  12. Latent phase Slow Contractions irregular Cervix: shortens (effaces) Softens Moves Dilates up to 3-4 cm Active phase Regular painful contractions Progressive cervical dilatation greater than 4 cm First Stage of labour

  13. Duration of labour

  14. Bishop’s score

  15. Assessments in labour • The partogram • Labour record • Useful overview if completed properly • Can be used to aid diagnosis in abnormal labours • Visual representation of progress

  16. Assessment • History and review notes (handhelds) • Physical observations: temp, pulse, BP, urinalysis • Assess contractions: length, strength, frequency

  17. Assessment • Abdominal palpation: • fundal height • lie • position • presentation • station • Vaginal loss • Show • Liquor • Blood loss

  18. Assessment • Assessment of pain – need for pain relief • Fetal heart rate • Pinard or doppler • Listen for one minute after each contraction • Differentiate from maternal • Normal rate: 110-160 • Vaginal examination • If appears to be in labour • With consent

  19. Normal labour

  20. Length of second stage • Can allow a ‘passive’ second stage for the head to descend • Epidurals • Total second stage less than 4 hours (NICE) • Pushing limited to 30 mins (multip) to 60mins (primip)

  21. Abnormal patterns of labour • Partogram can be used to identify abnormal progress in labour • Deep transverse arrest • Primary dysfunctional labour • ‘3Ps’ – passenger, passages, powers

  22. Cardiotocograph CTG • Cardio = fetal heart rate • Toco = uterine activity: • Hence 2 monitors – • Abdominal pressure transducer • Doppler for fetal heart rate • Used to indicate fetal hypoxia • Poor!! – no reduction in the rate of intrapartum hypoxic injury/ Cerebral palsy since introduction in the 1980s • Increases rates of intervention • Even with the worse trace – 60% will be normoxic babies

  23. CTG machine

  24. Normal CTG Fetal heart rate Toco = uterine activity

  25. Assessment of a CTG • DR C BRaVADO • DR = define risk • C= contractions • Timing and frequency • CTG cannot indicate strength • BRa = baseline rate • Normal 110-160 • beware changes in rate • Fetal heart increases in the presence of maternal tachycardia and increased temperature • Also increases with hypoxia and sepsis

  26. DR C BRaVADO • V= Variability • Band width • Should be more than 5bpm • If reduced can indicate fetal sleep/ maternal opiate use • A= Accelerations • Increase in baseline of more than 15bpm for more than 15 seconds

  27. DR C BRaVADO • D = Decelerations • = drops in fetal heart of more than 15bpm, lasting got more than 15 seconds • Time with contractions • Early – rare and benign • Late – pathological and indicate hypoxia • Variable – vary in timing and in pattern.

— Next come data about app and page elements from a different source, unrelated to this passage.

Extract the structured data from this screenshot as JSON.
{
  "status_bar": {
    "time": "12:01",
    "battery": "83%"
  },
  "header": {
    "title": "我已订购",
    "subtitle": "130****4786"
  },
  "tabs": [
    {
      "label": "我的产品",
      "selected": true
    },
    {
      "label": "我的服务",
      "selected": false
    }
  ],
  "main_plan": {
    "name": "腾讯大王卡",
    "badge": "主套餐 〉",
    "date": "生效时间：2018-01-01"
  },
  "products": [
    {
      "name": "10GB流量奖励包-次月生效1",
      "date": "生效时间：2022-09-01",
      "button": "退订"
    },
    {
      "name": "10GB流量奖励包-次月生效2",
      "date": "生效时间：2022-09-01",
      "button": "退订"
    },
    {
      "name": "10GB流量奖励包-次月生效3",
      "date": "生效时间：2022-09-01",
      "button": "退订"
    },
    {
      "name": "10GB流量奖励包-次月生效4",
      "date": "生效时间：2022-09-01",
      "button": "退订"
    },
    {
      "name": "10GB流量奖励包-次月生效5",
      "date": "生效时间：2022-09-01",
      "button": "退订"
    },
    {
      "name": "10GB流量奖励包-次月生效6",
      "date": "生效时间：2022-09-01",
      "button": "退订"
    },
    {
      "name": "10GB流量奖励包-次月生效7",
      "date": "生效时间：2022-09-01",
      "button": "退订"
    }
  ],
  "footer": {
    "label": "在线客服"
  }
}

Commonest and occur with cord compression • O = Overall • Make overall assessment taking into account all aspects

  28. Variability = 20 bpm Baseline rate accelerations Contractions Irregular 1-2:10 Normal CTG No decelerations

  29. Baseline rate = 170-180 Variability = 5 Late decelerations Abnormal CTG Contractions 4:10 No accelerations

  30. Abnormal CTG

  31. Abnormal CTG